» **Assignment**:
Find the word "その他の操作" in the records below. List each line containing it.

(Data to examine Opens)

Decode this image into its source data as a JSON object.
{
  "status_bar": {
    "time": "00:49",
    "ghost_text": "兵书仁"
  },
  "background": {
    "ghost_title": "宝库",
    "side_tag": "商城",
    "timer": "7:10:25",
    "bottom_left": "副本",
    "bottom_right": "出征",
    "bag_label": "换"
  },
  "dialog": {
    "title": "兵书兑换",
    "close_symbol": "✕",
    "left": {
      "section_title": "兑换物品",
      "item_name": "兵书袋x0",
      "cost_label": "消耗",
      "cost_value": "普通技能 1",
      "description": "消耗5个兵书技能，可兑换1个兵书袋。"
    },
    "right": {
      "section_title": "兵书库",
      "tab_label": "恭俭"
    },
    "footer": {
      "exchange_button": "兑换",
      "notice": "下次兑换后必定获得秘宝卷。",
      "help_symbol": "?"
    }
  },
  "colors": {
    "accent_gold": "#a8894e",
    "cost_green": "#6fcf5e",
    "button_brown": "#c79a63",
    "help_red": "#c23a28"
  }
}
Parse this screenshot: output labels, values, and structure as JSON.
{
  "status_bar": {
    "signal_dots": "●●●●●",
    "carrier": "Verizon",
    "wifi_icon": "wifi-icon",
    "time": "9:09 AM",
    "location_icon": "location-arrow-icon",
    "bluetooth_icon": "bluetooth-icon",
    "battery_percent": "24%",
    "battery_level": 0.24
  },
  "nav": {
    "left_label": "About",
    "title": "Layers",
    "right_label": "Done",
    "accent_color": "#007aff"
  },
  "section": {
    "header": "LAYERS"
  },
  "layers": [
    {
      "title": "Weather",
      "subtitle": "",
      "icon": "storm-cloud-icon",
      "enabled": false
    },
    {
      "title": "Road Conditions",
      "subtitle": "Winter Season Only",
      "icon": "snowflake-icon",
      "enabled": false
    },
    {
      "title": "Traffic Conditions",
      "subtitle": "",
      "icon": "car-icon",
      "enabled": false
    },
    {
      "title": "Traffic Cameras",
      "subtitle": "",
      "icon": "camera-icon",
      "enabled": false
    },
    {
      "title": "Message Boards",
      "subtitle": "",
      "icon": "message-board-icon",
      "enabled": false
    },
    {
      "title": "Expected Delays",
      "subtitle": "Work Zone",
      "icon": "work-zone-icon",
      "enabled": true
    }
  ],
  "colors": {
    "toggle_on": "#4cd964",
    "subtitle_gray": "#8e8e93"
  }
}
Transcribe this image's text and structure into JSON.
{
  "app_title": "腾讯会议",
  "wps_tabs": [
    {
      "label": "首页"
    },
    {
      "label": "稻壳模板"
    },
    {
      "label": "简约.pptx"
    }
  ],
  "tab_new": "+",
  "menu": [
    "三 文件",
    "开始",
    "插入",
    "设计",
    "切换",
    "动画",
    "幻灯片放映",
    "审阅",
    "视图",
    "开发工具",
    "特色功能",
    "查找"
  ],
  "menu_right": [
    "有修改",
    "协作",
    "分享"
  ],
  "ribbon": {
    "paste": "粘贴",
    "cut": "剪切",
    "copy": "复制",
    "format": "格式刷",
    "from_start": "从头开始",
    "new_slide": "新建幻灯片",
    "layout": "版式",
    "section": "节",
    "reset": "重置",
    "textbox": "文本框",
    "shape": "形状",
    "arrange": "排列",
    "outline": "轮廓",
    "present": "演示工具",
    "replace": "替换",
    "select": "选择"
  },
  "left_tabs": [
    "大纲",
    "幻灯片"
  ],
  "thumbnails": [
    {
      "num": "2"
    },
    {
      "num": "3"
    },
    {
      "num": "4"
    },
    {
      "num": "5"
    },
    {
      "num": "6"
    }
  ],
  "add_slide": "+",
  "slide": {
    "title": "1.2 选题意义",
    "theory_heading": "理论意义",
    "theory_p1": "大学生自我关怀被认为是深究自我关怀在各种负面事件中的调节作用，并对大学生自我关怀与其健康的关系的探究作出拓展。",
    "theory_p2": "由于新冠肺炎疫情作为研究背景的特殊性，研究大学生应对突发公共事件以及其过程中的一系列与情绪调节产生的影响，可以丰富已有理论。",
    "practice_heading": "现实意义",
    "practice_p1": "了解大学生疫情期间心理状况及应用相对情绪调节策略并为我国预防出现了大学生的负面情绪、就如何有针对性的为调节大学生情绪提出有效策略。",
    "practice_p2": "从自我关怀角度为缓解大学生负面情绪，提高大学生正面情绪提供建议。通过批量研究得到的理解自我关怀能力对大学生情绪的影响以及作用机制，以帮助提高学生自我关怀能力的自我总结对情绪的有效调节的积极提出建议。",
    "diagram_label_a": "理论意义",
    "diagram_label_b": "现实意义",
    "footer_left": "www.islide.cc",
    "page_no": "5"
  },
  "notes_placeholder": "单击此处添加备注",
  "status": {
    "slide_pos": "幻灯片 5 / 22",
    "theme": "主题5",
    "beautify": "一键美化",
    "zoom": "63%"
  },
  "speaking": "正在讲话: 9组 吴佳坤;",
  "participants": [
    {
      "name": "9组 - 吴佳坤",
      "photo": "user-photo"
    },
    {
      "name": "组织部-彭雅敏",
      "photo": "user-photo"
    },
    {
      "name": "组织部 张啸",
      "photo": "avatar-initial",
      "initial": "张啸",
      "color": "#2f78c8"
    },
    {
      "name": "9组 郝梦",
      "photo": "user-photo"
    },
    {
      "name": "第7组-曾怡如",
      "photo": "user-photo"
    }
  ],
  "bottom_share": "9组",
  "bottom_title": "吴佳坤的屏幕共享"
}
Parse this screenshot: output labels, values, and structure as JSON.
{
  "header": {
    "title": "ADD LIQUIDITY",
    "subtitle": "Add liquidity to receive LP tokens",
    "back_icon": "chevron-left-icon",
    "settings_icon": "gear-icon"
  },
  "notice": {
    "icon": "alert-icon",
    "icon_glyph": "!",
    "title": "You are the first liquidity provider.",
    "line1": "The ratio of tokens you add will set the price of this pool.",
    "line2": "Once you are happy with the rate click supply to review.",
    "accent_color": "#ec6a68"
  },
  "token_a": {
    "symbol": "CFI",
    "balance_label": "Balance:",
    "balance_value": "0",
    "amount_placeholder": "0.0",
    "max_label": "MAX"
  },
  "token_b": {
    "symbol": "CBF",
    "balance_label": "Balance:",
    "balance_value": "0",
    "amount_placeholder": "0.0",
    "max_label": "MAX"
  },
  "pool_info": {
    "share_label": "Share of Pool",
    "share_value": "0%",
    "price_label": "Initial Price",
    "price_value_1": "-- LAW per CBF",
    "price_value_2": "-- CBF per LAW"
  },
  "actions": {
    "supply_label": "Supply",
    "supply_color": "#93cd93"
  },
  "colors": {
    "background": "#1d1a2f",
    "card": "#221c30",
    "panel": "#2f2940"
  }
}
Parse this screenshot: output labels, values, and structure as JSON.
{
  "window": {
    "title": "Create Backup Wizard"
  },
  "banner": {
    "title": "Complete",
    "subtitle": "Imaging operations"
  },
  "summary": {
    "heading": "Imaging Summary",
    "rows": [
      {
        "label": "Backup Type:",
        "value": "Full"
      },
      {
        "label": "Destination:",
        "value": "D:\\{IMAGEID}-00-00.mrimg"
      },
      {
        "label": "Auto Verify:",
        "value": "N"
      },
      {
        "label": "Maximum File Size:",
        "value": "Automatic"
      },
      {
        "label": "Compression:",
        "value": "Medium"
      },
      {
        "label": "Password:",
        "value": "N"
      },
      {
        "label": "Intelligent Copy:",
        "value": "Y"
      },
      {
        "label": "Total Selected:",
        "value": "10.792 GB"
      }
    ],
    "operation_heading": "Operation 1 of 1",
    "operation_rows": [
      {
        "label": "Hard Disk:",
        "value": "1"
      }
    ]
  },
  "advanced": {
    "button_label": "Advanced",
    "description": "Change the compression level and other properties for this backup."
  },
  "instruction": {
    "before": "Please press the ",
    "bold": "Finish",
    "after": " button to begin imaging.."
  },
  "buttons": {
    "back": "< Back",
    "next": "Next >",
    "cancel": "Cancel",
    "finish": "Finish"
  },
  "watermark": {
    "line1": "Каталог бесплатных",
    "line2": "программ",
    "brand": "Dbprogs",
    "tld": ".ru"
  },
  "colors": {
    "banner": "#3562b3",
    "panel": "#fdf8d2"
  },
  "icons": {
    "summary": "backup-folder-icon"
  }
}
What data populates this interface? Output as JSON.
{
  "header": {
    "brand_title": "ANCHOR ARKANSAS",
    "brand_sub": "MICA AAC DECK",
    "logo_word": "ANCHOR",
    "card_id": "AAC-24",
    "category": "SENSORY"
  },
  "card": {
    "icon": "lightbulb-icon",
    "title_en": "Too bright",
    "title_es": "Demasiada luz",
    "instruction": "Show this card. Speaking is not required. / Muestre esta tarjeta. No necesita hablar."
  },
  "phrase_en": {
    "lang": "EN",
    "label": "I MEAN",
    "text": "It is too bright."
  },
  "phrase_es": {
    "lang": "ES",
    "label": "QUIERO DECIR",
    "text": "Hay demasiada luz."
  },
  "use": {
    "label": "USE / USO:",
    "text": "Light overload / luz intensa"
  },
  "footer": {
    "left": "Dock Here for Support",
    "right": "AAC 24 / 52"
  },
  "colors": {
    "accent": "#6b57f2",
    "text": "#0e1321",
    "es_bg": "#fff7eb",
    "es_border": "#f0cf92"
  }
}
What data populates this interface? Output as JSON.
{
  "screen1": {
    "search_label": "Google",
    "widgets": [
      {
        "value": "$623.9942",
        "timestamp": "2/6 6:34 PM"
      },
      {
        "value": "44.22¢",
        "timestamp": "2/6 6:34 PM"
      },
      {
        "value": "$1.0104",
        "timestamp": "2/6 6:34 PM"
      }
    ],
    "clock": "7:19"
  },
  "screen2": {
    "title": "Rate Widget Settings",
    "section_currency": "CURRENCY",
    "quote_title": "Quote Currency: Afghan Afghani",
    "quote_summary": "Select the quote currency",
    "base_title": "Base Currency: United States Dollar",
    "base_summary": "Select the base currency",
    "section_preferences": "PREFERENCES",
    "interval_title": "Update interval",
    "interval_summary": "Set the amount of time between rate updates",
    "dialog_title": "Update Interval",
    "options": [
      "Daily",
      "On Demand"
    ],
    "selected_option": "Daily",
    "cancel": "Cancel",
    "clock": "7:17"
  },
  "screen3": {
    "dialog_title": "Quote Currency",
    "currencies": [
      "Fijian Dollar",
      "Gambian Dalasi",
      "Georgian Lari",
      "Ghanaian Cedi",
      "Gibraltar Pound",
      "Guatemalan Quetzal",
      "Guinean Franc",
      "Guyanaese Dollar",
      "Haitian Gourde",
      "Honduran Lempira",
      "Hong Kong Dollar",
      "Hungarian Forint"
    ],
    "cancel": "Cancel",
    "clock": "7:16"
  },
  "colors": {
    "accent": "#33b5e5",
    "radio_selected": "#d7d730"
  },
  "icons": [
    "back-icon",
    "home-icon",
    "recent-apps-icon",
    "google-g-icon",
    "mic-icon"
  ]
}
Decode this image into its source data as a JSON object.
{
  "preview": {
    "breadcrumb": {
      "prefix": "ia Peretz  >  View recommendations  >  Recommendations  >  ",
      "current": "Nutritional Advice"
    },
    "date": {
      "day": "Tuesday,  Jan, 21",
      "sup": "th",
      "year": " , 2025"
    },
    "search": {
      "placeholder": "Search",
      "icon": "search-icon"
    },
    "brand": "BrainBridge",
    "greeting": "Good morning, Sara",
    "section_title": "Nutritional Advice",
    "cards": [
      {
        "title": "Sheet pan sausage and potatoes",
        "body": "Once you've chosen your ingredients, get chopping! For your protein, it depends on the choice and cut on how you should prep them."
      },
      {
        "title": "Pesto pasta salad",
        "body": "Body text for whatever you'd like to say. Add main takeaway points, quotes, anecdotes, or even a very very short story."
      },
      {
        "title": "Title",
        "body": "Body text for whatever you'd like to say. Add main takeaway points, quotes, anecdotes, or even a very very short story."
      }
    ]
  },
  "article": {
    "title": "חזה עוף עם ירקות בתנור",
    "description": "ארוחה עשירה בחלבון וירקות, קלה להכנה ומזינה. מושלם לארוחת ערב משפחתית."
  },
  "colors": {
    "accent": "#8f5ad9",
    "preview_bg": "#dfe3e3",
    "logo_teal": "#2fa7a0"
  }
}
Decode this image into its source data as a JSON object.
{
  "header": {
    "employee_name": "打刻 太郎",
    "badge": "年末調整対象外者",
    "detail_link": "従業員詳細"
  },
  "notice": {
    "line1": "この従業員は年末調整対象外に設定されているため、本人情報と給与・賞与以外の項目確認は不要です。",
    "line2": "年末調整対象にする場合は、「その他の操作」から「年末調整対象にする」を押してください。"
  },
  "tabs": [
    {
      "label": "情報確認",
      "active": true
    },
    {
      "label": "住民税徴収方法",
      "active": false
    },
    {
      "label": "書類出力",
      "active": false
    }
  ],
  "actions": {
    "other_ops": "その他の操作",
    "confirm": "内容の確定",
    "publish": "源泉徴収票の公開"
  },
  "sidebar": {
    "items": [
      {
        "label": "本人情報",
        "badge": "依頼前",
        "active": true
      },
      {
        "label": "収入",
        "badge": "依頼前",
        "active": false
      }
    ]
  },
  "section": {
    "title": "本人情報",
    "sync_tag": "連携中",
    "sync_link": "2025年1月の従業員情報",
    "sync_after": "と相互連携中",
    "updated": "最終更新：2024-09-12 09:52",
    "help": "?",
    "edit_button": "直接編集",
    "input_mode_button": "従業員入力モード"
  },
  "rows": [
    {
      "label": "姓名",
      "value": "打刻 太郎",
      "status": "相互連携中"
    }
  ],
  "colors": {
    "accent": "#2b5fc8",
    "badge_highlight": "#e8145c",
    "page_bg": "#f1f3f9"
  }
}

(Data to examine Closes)

» **Answer for the task**:
    "line2": "年末調整対象にする場合は、「その他の操作」から「年末調整対象にする」を押してください。"
    "other_ops": "その他の操作",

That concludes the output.